HOW TO COMPLETE THIS TASK => The answer must consist of every line in the records below that contains the string "localhost".

Segment Start: MATERIAL TO PROCESS

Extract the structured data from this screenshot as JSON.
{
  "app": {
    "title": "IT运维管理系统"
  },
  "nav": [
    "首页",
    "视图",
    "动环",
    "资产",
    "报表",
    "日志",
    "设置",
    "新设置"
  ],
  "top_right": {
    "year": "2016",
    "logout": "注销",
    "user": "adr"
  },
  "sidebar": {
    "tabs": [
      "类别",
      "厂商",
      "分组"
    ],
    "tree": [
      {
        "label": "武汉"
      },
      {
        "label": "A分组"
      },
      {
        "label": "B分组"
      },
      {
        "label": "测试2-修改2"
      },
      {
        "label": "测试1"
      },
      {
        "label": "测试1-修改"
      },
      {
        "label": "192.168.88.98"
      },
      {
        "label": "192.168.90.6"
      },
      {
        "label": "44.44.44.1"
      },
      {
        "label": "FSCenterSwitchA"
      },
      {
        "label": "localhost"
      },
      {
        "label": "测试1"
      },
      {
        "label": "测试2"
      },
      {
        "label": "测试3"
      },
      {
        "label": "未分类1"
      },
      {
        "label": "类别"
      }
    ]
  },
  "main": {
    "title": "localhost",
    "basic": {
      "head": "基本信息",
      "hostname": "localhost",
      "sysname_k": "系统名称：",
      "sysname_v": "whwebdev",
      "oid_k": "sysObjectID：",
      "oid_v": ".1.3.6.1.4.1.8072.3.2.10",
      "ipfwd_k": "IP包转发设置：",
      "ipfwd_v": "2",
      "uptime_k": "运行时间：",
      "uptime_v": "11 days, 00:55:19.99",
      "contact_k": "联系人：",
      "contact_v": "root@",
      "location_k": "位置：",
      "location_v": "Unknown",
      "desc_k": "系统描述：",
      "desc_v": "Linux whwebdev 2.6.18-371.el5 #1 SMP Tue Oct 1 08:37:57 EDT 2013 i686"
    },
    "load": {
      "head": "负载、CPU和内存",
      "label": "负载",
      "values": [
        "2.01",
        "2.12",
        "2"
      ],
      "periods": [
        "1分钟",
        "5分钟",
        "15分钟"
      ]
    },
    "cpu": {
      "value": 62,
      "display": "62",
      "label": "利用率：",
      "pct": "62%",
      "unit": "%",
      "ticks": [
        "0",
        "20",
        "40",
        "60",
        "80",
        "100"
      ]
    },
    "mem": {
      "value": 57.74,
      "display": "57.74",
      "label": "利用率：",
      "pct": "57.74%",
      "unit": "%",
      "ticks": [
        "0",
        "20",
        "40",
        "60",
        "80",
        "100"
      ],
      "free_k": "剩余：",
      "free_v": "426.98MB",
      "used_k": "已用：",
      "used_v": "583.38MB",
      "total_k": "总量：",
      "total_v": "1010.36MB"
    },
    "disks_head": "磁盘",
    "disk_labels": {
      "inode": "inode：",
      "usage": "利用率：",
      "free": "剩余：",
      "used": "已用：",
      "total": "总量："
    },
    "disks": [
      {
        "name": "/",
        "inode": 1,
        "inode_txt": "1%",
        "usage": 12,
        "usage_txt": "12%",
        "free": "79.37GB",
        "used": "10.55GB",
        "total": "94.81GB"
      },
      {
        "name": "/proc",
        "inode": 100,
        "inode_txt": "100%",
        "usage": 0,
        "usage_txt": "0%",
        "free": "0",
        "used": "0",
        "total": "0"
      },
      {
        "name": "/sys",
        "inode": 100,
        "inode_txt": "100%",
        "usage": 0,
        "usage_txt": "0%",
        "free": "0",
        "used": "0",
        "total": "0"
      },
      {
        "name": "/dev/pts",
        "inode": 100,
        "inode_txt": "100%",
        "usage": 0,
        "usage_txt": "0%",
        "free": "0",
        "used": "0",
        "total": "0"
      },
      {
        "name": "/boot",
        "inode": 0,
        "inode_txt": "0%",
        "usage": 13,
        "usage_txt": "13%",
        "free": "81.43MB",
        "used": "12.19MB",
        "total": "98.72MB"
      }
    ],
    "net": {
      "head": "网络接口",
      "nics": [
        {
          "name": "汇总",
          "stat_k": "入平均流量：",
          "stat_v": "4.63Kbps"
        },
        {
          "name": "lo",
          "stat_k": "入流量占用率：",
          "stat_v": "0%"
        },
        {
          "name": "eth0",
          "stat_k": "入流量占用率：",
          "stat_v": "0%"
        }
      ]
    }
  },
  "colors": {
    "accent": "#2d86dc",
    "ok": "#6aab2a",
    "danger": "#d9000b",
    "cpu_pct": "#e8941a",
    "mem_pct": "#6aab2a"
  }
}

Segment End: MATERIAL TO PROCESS

OUTPUT OF THE TASK =>
        "label": "localhost"
    "title": "localhost",
      "hostname": "localhost",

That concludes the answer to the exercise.